One for all, all for one? Not at UCLA


UCLA is an embarrassment.

It’s not so much the dropped passes, the missed tackles or the 31-22 losing start to the 2010 season.

It’s the selfish way they go about business.

Less than a minute remaining, and maybe it does appear as if the Bruins are finished, but most of UCLA’s defenders are sitting on benches while the offense is on the field still trying to pull off a miracle.

So much for urging their teammates on.

Coach Rick Neuheisel explains later the defense is instructed to sit there so that coaches might communicate with them, but in this instance they are all by themselves.

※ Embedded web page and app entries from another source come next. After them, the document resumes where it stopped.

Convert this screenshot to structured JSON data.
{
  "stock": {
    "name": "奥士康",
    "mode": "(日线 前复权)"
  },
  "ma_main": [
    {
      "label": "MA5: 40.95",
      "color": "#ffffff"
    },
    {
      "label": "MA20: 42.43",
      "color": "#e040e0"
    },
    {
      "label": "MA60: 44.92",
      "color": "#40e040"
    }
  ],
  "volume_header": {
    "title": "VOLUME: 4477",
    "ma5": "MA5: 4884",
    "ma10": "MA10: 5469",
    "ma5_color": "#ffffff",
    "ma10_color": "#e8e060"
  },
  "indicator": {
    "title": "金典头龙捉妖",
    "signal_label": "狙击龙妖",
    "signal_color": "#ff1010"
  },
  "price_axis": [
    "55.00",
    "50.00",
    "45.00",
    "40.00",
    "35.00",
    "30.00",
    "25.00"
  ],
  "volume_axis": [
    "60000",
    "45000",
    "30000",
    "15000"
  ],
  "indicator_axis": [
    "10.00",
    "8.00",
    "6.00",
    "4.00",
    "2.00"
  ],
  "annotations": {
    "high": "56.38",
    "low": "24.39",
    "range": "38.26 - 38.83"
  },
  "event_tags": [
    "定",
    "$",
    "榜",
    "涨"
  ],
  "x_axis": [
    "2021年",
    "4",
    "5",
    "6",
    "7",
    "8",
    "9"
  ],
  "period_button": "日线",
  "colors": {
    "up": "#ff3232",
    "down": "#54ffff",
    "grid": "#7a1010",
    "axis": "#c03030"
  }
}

Just like their offensive teammates on the field.

Offensive line coach Bob Palcic is standing at the outermost edge of the Bruins’ bench area waiting for the game to end, and as soon as it does, he takes off running to the locker room, the first man off the field.

More than half of the Bruins follow, these student-athletes dismissing good sportsmanship just like their coach.

They leave Neuheisel behind to shake hands with the opposing coach at midfield, as well as half of their teammates who have apparently been raised correctly to congratulate the opposition.

The celebration over, the Kansas State players come together and, almost like a scene from “Remember the Titans,” they line up shoulder to shoulder and run off the field together.

As for the Bruins, they were really never together in a game decided by the little things, maybe the little things handled better if it’s a way of life.

Maybe UCLA defender Akeem Ayers doesn’t give Kansas State running back Daniel Thomas an extra shove as Daniels is going out of bounds. It’s a 15-yard penalty with six minutes remaining in a 17-16 game favoring the Wildcats, the extra boost eventually leading to a Kansas State touchdown.

“It was a selfish play,” Neuheisel says.

It takes discipline to hang together at times, and maybe they don’t have 12 men on the field on fourth and goal from the one in the first quarter, the defense’s confidence soaring after making the stop only to learn the penalty will give Kansas State another chance.

The Wildcats then score.

Maybe the receivers, who played as if they weren’t issued hands before the game, make those catches to pick up quarterback Kevin Prince, who is rusty and trying to overcome a back-muscle injury.

“Had we played better, we win,” Neuheisel says while agreeing he will talk to the team about how it conducts itself after a defeat.

It’s not as if losing is something new to UCLA, 11-15 under Neuheisel, 0-1 to start his third season, Karl Dorrell going 10-2 in his third year on the job.

A year ago UCLA manhandled Kansas State in a 23-9 victory, which doesn’t bode well for any sign of Bruins progress.

Kansas State still lacks any threat at quarterback, everyone in the purple-dominated joint knowing the ball is going to go to Thomas, who ran for 234 yards.

A year ago, he gained 54 against UCLA.

The Wildcats don’t appear to be much better than Washington or Washington State, and those two schools account for four of Neuheisel’s six Pac-10 wins to date.

Things might be looking up for Washington and Washington State this season.

This one got away from the Bruins, a game to be won, and while they showed competitiveness in coming back to score on two plays in the final two minutes, moral victories ring hollow when they seem to dominate a losing team’s record.

So how do you measure UCLA’s progress under Neuheisel’s guidance? Do Bruins fans write this one off because it was a tough place to play, Prince was rusty and UCLA was a two-point conversion away from tying it up late?

Or, is it always something with the Bruins, which really is the mark of a .500 program, only an excuse here or there from being something else?

How long has it been since we were told, “The Football Monopoly in L.A. Is Over?”

Don’t know about USC, but how about UCLA doing its part and giving everyone a reason to think this season will be any different from the last two?

Maybe if there’s more discipline and attention to detail, everyone today is singing Prince’s praises and the way he managed the new “pistol” offense.

If a team really does take its lead from the quarterback, the Bruins still have a chance, Prince maintaining his cool while his teammates took turns dropping passes.

“He doesn’t rattle,” says Neuheisel.

Damien Thigpen impresses in special-teams coverage, running back Malcolm Jones looks like a headline maker someday, and if only all the Bruins were as dependable as kicker Kai Forbath.

The individual play, though, is not enough, one Bruins defender after another missing a tackle, and no one there to pick them up. As big a bummer as any to start a season.

But as for a pat on the back and maybe a “we’ll get ‘em next time,” Palcic is long gone, so he can’t be counted on.